Results released by the National Center for Education Statistics show there are both reasons to be excited and reasons to be disappointed over the achievement levels of American high school students. According to the 2009 National Assessment of Educational Progress (NAEP), 12th graders showed significant gains as far as reading and math but fell really short as far as overall academic achievement.
What is the NAEP?
Administered by the National Center for Education Statistics, part of the U.S. Department of Education, the NAEP is an assessment of students’ academic achievement. The largest continuing assessment in the country, it periodically measures how students are doing in math, reading, writing, science, civics, the arts, geography, U.S. history and economics.
In order to preserve the integrity of results, students in all states receive the same test booklets each time they’re tested. Subject assessments remain pretty much the same each year. If there are changes to a test, each is meticulously documented.
What NAEP Measures
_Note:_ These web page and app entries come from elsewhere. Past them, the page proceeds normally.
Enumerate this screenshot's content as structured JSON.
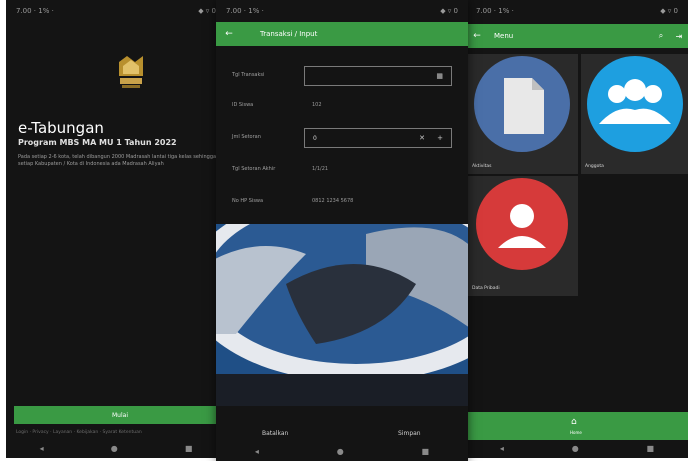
{
  "colors": {
    "brand_green": "#3a9a44",
    "dark_bg": "#141414"
  },
  "screen1": {
    "status_left": "7.00 · 1% ·",
    "status_right": "◆ ▿ 0",
    "app_title": "e-Tabungan",
    "subtitle": "Program MBS MA MU 1 Tahun 2022",
    "description": "Pada setiap 2-6 kota, telah dibangun 2000 Madrasah lantai tiga kelas sehingga setiap Kabupaten / Kota di Indonesia ada Madrasah Aliyah",
    "button_label": "Mulai",
    "footer_links": "Login · Privacy · Layanan · Kebijakan · Syarat Ketentuan",
    "nav": [
      "◂",
      "●",
      "■"
    ]
  },
  "screen2": {
    "status_left": "7.00 · 1% ·",
    "status_right": "◆ ▿ 0",
    "toolbar_title": "Transaksi / Input",
    "back_icon": "back-arrow-icon",
    "fields": [
      {
        "label": "Tgl Transaksi",
        "value": "",
        "type": "box",
        "icon": "▦"
      },
      {
        "label": "ID Siswa",
        "value": "102",
        "type": "text"
      },
      {
        "label": "Jml Setoran",
        "value": "0",
        "type": "box",
        "icon": "✕",
        "icon2": "+"
      },
      {
        "label": "Tgl Setoran Akhir",
        "value": "1/1/21",
        "type": "text"
      },
      {
        "label": "No HP Siswa",
        "value": "0812 1234 5678",
        "type": "text"
      }
    ],
    "action_left": "Batalkan",
    "action_right": "Simpan",
    "nav": [
      "◂",
      "●",
      "■"
    ]
  },
  "screen3": {
    "status_left": "7.00 · 1% ·",
    "status_right": "◆ ▿ 0",
    "toolbar_title": "Menu",
    "tiles": [
      {
        "label": "Aktivitas"
      },
      {
        "label": "Anggota"
      },
      {
        "label": "Data Pribadi"
      }
    ],
    "bottom_nav_label": "Home",
    "nav": [
      "◂",
      "●",
      "■"
    ]
  }
}
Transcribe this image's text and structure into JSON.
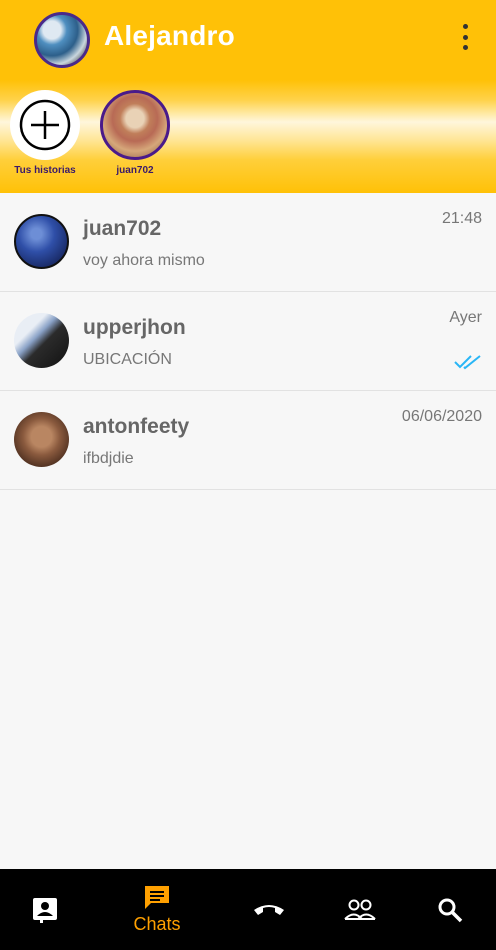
{
  "header": {
    "user_name": "Alejandro",
    "menu_icon": "more-vert-icon"
  },
  "stories": [
    {
      "label": "Tus historias",
      "icon": "add-circle-icon"
    },
    {
      "label": "juan702"
    }
  ],
  "chats": [
    {
      "name": "juan702",
      "message": "voy ahora mismo",
      "time": "21:48",
      "read": false
    },
    {
      "name": "upperjhon",
      "message": "UBICACIÓN",
      "time": "Ayer",
      "read": true
    },
    {
      "name": "antonfeety",
      "message": "ifbdjdie",
      "time": "06/06/2020",
      "read": false
    }
  ],
  "nav": {
    "contacts_icon": "contacts-icon",
    "chats_label": "Chats",
    "calls_icon": "phone-icon",
    "groups_icon": "groups-icon",
    "search_icon": "search-icon"
  },
  "colors": {
    "header": "#ffc107",
    "accent": "#ffa000",
    "read_check": "#29b6f6",
    "nav_background": "#000000"
  }
}
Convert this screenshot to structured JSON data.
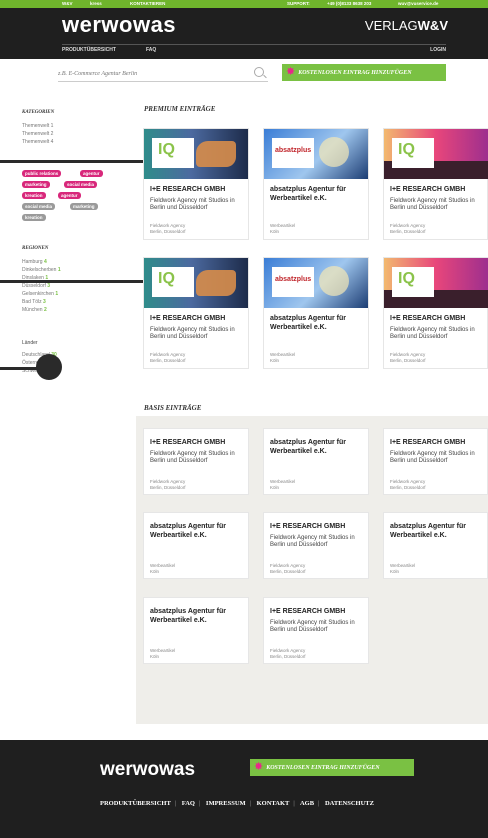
{
  "topbar": {
    "logo": "W&V",
    "partner": "kress",
    "contact": "KONTAKTIEREN",
    "support_label": "SUPPORT:",
    "phone": "+49 (0)8133 8638 203",
    "email": "wuv@vuservice.de"
  },
  "header": {
    "brand": "werwowas",
    "verlag_prefix": "VERLAG",
    "verlag_suffix": "W&V",
    "nav": [
      "PRODUKTÜBERSICHT",
      "FAQ"
    ],
    "login": "LOGIN"
  },
  "search": {
    "placeholder": "z.B. E-Commerce Agentur Berlin",
    "cta_label": "KOSTENLOSEN EINTRAG HINZUFÜGEN"
  },
  "sidebar": {
    "categories_heading": "KATEGORIEN",
    "categories": [
      "Themenwelt 1",
      "Themenwelt 2",
      "Themenwelt 4"
    ],
    "tags": [
      {
        "label": "public relations",
        "style": "pink"
      },
      {
        "label": "agentur",
        "style": "pink"
      },
      {
        "label": "marketing",
        "style": "pink"
      },
      {
        "label": "social media",
        "style": "pink"
      },
      {
        "label": "kreation",
        "style": "pink"
      },
      {
        "label": "agentur",
        "style": "pink"
      },
      {
        "label": "social media",
        "style": "grey"
      },
      {
        "label": "marketing",
        "style": "grey"
      },
      {
        "label": "kreation",
        "style": "grey"
      }
    ],
    "regions_heading": "REGIONEN",
    "regions": [
      {
        "name": "Hamburg",
        "count": "4"
      },
      {
        "name": "Dinkelscherben",
        "count": "1"
      },
      {
        "name": "Dinslaken",
        "count": "1"
      },
      {
        "name": "Düsseldorf",
        "count": "3"
      },
      {
        "name": "Gelsenkirchen",
        "count": "1"
      },
      {
        "name": "Bad Tölz",
        "count": "3"
      },
      {
        "name": "München",
        "count": "2"
      }
    ],
    "countries_heading": "Länder",
    "countries": [
      {
        "name": "Deutschland",
        "count": "30"
      },
      {
        "name": "Österreich",
        "count": ""
      },
      {
        "name": "Schweiz",
        "count": ""
      }
    ]
  },
  "premium": {
    "heading": "PREMIUM EINTRÄGE",
    "cards": [
      {
        "image": "ie",
        "name": "I+E RESEARCH GMBH",
        "desc": "Fieldwork Agency mit Studios in Berlin und Düsseldorf",
        "meta1": "Fieldwork Agency",
        "meta2": "Berlin, Düsseldorf"
      },
      {
        "image": "ab",
        "name": "absatzplus Agentur für Werbeartikel e.K.",
        "desc": "",
        "meta1": "Werbeartikel",
        "meta2": "Köln"
      },
      {
        "image": "cr",
        "name": "I+E RESEARCH GMBH",
        "desc": "Fieldwork Agency mit Studios in Berlin und Düsseldorf",
        "meta1": "Fieldwork Agency",
        "meta2": "Berlin, Düsseldorf"
      },
      {
        "image": "ie",
        "name": "I+E RESEARCH GMBH",
        "desc": "Fieldwork Agency mit Studios in Berlin und Düsseldorf",
        "meta1": "Fieldwork Agency",
        "meta2": "Berlin, Düsseldorf"
      },
      {
        "image": "ab",
        "name": "absatzplus Agentur für Werbeartikel e.K.",
        "desc": "",
        "meta1": "Werbeartikel",
        "meta2": "Köln"
      },
      {
        "image": "cr",
        "name": "I+E RESEARCH GMBH",
        "desc": "Fieldwork Agency mit Studios in Berlin und Düsseldorf",
        "meta1": "Fieldwork Agency",
        "meta2": "Berlin, Düsseldorf"
      }
    ]
  },
  "basis": {
    "heading": "BASIS EINTRÄGE",
    "cards": [
      {
        "name": "I+E RESEARCH GMBH",
        "desc": "Fieldwork Agency mit Studios in Berlin und Düsseldorf",
        "meta1": "Fieldwork Agency",
        "meta2": "Berlin, Düsseldorf"
      },
      {
        "name": "absatzplus Agentur für Werbeartikel e.K.",
        "desc": "",
        "meta1": "Werbeartikel",
        "meta2": "Köln"
      },
      {
        "name": "I+E RESEARCH GMBH",
        "desc": "Fieldwork Agency mit Studios in Berlin und Düsseldorf",
        "meta1": "Fieldwork Agency",
        "meta2": "Berlin, Düsseldorf"
      },
      {
        "name": "absatzplus Agentur für Werbeartikel e.K.",
        "desc": "",
        "meta1": "Werbeartikel",
        "meta2": "Köln"
      },
      {
        "name": "I+E RESEARCH GMBH",
        "desc": "Fieldwork Agency mit Studios in Berlin und Düsseldorf",
        "meta1": "Fieldwork Agency",
        "meta2": "Berlin, Düsseldorf"
      },
      {
        "name": "absatzplus Agentur für Werbeartikel e.K.",
        "desc": "",
        "meta1": "Werbeartikel",
        "meta2": "Köln"
      },
      {
        "name": "absatzplus Agentur für Werbeartikel e.K.",
        "desc": "",
        "meta1": "Werbeartikel",
        "meta2": "Köln"
      },
      {
        "name": "I+E RESEARCH GMBH",
        "desc": "Fieldwork Agency mit Studios in Berlin und Düsseldorf",
        "meta1": "Fieldwork Agency",
        "meta2": "Berlin, Düsseldorf"
      }
    ]
  },
  "footer": {
    "brand": "werwowas",
    "cta_label": "KOSTENLOSEN EINTRAG HINZUFÜGEN",
    "nav": [
      "PRODUKTÜBERSICHT",
      "FAQ",
      "IMPRESSUM",
      "KONTAKT",
      "AGB",
      "DATENSCHUTZ"
    ]
  },
  "colors": {
    "accent_green": "#7ac143",
    "tag_pink": "#d8287b",
    "header_dark": "#1f1f1f"
  }
}
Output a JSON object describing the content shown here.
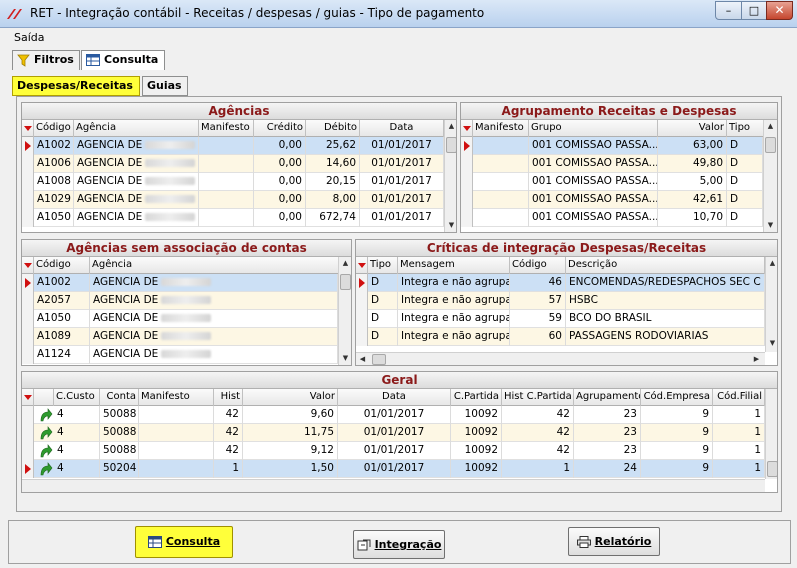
{
  "window": {
    "title": "RET - Integração contábil - Receitas / despesas / guias - Tipo de pagamento",
    "min": "–",
    "max": "□",
    "close": "✕"
  },
  "menu": {
    "saida": "Saída"
  },
  "tabs": {
    "filtros": "Filtros",
    "consulta": "Consulta"
  },
  "subtabs": {
    "despesas": "Despesas/Receitas",
    "guias": "Guias"
  },
  "agencias": {
    "title": "Agências",
    "columns": [
      "Código",
      "Agência",
      "Manifesto",
      "Crédito",
      "Débito",
      "Data"
    ],
    "rows": [
      {
        "codigo": "A1002",
        "agencia": "AGENCIA DE",
        "manifesto": "",
        "credito": "0,00",
        "debito": "25,62",
        "data": "01/01/2017"
      },
      {
        "codigo": "A1006",
        "agencia": "AGENCIA DE",
        "manifesto": "",
        "credito": "0,00",
        "debito": "14,60",
        "data": "01/01/2017"
      },
      {
        "codigo": "A1008",
        "agencia": "AGENCIA DE",
        "manifesto": "",
        "credito": "0,00",
        "debito": "20,15",
        "data": "01/01/2017"
      },
      {
        "codigo": "A1029",
        "agencia": "AGENCIA  DE",
        "manifesto": "",
        "credito": "0,00",
        "debito": "8,00",
        "data": "01/01/2017"
      },
      {
        "codigo": "A1050",
        "agencia": "AGENCIA DE",
        "manifesto": "",
        "credito": "0,00",
        "debito": "672,74",
        "data": "01/01/2017"
      }
    ]
  },
  "agrupamento": {
    "title": "Agrupamento Receitas e Despesas",
    "columns": [
      "Manifesto",
      "Grupo",
      "Valor",
      "Tipo"
    ],
    "rows": [
      {
        "manifesto": "",
        "grupo": "001 COMISSAO PASSA...",
        "valor": "63,00",
        "tipo": "D"
      },
      {
        "manifesto": "",
        "grupo": "001 COMISSAO PASSA...",
        "valor": "49,80",
        "tipo": "D"
      },
      {
        "manifesto": "",
        "grupo": "001 COMISSAO PASSA...",
        "valor": "5,00",
        "tipo": "D"
      },
      {
        "manifesto": "",
        "grupo": "001 COMISSAO PASSA...",
        "valor": "42,61",
        "tipo": "D"
      },
      {
        "manifesto": "",
        "grupo": "001 COMISSAO PASSA...",
        "valor": "10,70",
        "tipo": "D"
      }
    ]
  },
  "semassoc": {
    "title": "Agências sem associação de contas",
    "columns": [
      "Código",
      "Agência"
    ],
    "rows": [
      {
        "codigo": "A1002",
        "agencia": "AGENCIA DE"
      },
      {
        "codigo": "A2057",
        "agencia": "AGENCIA DE"
      },
      {
        "codigo": "A1050",
        "agencia": "AGENCIA DE"
      },
      {
        "codigo": "A1089",
        "agencia": "AGENCIA DE"
      },
      {
        "codigo": "A1124",
        "agencia": "AGENCIA DE"
      }
    ]
  },
  "criticas": {
    "title": "Críticas de integração Despesas/Receitas",
    "columns": [
      "Tipo",
      "Mensagem",
      "Código",
      "Descrição"
    ],
    "rows": [
      {
        "tipo": "D",
        "mensagem": "Integra e não agrupa...",
        "codigo": "46",
        "descricao": "ENCOMENDAS/REDESPACHOS SEC C"
      },
      {
        "tipo": "D",
        "mensagem": "Integra e não agrupa...",
        "codigo": "57",
        "descricao": "HSBC"
      },
      {
        "tipo": "D",
        "mensagem": "Integra e não agrupa...",
        "codigo": "59",
        "descricao": "BCO DO BRASIL"
      },
      {
        "tipo": "D",
        "mensagem": "Integra e não agrupa...",
        "codigo": "60",
        "descricao": "PASSAGENS RODOVIARIAS"
      }
    ]
  },
  "geral": {
    "title": "Geral",
    "columns": [
      "C.Custo",
      "Conta",
      "Manifesto",
      "Hist",
      "Valor",
      "Data",
      "C.Partida",
      "Hist C.Partida",
      "Agrupamento",
      "Cód.Empresa",
      "Cód.Filial"
    ],
    "rows": [
      {
        "ccusto": "4",
        "conta": "50088",
        "manifesto": "",
        "hist": "42",
        "valor": "9,60",
        "data": "01/01/2017",
        "cpartida": "10092",
        "histcp": "42",
        "agrup": "23",
        "empresa": "9",
        "filial": "1"
      },
      {
        "ccusto": "4",
        "conta": "50088",
        "manifesto": "",
        "hist": "42",
        "valor": "11,75",
        "data": "01/01/2017",
        "cpartida": "10092",
        "histcp": "42",
        "agrup": "23",
        "empresa": "9",
        "filial": "1"
      },
      {
        "ccusto": "4",
        "conta": "50088",
        "manifesto": "",
        "hist": "42",
        "valor": "9,12",
        "data": "01/01/2017",
        "cpartida": "10092",
        "histcp": "42",
        "agrup": "23",
        "empresa": "9",
        "filial": "1"
      },
      {
        "ccusto": "4",
        "conta": "50204",
        "manifesto": "",
        "hist": "1",
        "valor": "1,50",
        "data": "01/01/2017",
        "cpartida": "10092",
        "histcp": "1",
        "agrup": "24",
        "empresa": "9",
        "filial": "1"
      }
    ]
  },
  "buttons": {
    "consulta": "Consulta",
    "integracao": "Integração",
    "relatorio": "Relatório"
  },
  "colors": {
    "accent_yellow": "#ffff3a",
    "title_red": "#8b1a1a",
    "selected_row": "#cce0f5"
  }
}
The results of each NAEP assessment appear in a publication known as The Nation’s Report Card. Testing outcomes are tabulated for students in grades for 4, 8, and 12 for the main assessments. Another set of results comes from samples of students aged 9, 13, or 17 and is used to analyze long-term trend assessments.
The National Center for Education Statistics reports results of assessments of mathematics, reading, science and writing achievement at both the national and state levels, typically for 4th, 8th and 12th graders. For national reporting, the assessments cover students in both public and private schools. However, scores of only those in public schools are reported at the state level.
The 2009 Results
According to the Washington Post, 12th graders in 2009 showed gains in reading and math achievement over NAEP results from 4 years earlier. On a 500-point scale, their reading scores went up 2 points. Their math scores rose 3 points using a 300-point scale.
Experts interpreted the outcome as a mixed bag. Even though there were modest gains in both academic areas, only 38 percent of seniors showed a satisfactory level of proficiency when it came to reading. For math, the figure dropped to 26 percent.
Around 52,000 students took the reading assessment. About 49,000 math tests were administered. Since the math assessment was revamped in 2005, analysts were not able to make detailed comparisons of the 2009 results to earlier data.
The Education Trust further points out that the National Assessment of Educational Progress only evaluates students who have made it to their senior year of high school. Of every 100 students in 9th grade, about 25 aren’t in school by 12th grade. Of those who don’t make it that far in school, the percentage who are considered low-income and minority students is unusually high.
The 2009 NAEP results are particularly sobering, The Education Trust suggests, considering that nearly 80 percent of the high school seniors who took the test indicated that they intend to go on to college. This puts pressure on school districts to develop stronger curricula and instructional supports to make sure that students are better prepared to meet the President’s goal of college and careeer readiness for all high school graduates.